Cops watching a man drown because they can no longer afford water-rescue training? Actually happening.
And the cutting spree shows no signs of abating, in part because few on either side of the aisle—or, it must be said, in the media—seem to have the spine to explain basic math. As MoJo's Kevin Drum has pointed out, in order to reach the spending-reduction levels proposed by allegedly sane GOP candidates like Mitt Romney, you'd have to zero out nearly everything the federal government does except for defense, Medicare, and Social Security. That won't happen—but even cutting a fraction of that would have devastating effects. A cut equivalent to 1 percent of GDP, or about $150 billion, would, according to a recent study by the International Monetary Fund, result in 750,000 more people on the streets. And the private sector, as we've seen in the past 18 months, is not about to make up for that even though it's sitting on billions in profits.

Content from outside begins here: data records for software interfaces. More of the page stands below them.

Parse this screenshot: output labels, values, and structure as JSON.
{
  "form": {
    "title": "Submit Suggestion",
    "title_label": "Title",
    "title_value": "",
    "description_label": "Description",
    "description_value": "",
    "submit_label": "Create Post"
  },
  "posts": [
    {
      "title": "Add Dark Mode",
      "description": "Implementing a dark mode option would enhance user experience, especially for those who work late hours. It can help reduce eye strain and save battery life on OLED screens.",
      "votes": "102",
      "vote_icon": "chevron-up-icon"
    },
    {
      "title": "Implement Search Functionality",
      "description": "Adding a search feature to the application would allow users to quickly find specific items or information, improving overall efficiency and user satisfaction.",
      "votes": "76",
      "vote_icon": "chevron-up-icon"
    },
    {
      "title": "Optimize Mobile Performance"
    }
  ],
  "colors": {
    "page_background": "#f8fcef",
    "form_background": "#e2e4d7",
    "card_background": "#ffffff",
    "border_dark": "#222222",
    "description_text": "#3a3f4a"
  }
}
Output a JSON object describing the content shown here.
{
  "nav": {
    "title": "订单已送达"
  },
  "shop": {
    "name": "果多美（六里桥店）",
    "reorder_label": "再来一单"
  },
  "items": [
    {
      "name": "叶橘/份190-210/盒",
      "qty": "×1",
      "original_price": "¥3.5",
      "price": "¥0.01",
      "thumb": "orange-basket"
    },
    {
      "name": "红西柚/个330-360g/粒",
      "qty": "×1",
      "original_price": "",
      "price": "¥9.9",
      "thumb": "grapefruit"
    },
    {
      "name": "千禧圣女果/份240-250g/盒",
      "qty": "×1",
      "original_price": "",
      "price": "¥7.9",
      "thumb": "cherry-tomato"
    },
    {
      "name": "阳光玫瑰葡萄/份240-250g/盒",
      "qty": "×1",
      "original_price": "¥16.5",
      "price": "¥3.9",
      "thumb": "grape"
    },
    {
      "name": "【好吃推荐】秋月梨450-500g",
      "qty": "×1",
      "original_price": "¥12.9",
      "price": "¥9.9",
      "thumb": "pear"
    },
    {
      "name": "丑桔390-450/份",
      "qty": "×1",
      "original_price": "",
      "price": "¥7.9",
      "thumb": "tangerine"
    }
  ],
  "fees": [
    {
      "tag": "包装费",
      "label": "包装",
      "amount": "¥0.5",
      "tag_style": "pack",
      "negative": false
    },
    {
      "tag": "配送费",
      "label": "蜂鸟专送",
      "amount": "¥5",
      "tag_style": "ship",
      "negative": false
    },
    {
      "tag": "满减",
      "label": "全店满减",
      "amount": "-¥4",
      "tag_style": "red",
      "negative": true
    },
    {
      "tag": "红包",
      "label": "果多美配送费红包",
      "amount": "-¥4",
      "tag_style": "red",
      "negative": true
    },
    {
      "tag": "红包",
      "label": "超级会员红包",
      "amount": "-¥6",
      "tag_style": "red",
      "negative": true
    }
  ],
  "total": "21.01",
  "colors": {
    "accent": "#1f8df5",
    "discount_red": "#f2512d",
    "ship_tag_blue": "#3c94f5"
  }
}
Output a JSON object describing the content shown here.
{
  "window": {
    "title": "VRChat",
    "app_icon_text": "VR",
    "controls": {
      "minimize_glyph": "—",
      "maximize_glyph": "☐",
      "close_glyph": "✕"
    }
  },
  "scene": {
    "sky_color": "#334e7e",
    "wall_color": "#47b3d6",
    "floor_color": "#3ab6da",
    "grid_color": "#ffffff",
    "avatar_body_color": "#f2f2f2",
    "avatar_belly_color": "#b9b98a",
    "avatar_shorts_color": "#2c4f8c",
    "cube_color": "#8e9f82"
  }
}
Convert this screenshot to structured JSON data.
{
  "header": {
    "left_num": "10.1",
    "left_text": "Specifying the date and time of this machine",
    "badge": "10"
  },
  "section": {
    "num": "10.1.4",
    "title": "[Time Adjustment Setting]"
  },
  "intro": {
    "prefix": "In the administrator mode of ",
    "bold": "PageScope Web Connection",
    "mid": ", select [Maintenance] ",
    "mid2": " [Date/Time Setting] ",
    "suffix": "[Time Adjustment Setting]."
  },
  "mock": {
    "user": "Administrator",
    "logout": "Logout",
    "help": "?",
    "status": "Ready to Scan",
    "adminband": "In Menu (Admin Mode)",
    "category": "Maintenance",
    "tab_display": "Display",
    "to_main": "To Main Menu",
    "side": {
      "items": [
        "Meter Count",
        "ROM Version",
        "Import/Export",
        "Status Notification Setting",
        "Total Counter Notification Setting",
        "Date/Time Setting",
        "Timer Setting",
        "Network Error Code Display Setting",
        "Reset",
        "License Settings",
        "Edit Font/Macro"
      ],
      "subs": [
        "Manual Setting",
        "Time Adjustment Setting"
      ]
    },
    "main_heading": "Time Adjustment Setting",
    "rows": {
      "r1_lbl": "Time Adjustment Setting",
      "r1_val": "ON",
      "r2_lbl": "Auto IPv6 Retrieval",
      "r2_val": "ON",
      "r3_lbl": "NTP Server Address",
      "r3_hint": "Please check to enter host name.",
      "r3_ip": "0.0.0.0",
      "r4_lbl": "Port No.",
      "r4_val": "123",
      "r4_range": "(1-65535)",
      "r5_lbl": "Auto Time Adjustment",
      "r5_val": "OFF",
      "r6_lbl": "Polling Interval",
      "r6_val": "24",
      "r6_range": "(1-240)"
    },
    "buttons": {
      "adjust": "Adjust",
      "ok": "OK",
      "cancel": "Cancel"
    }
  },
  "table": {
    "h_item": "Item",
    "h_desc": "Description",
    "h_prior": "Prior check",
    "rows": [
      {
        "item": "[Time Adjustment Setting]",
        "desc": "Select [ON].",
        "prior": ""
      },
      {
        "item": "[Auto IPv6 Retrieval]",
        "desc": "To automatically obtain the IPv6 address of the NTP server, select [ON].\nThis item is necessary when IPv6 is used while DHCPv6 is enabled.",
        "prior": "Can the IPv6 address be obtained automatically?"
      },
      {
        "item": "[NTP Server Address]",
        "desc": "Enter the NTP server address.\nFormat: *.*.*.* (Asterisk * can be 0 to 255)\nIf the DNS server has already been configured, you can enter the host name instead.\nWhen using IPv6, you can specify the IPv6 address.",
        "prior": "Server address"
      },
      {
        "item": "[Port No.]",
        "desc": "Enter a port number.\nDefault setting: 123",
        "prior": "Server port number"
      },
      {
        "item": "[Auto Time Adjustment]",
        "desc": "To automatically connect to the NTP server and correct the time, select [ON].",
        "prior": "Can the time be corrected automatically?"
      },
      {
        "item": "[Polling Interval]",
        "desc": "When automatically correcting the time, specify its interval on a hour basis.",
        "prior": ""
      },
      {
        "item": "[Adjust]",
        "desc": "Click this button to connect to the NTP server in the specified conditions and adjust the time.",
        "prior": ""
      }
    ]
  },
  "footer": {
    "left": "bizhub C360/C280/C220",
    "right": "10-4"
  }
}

So the next time you seethe as you wait in line at the permit office, or pace at the bus stop, or lose an axle to a pothole, think of the Grover Norquist acolytes who, their government-paid health care and pensions secure, jet around the country on the taxpayers' dime and chill in the CNN green room between votes to funnel government giveaways to their corporate cronies—while the poor schmuck in front of you is one budget cut away from losing his job. Who's the real problem?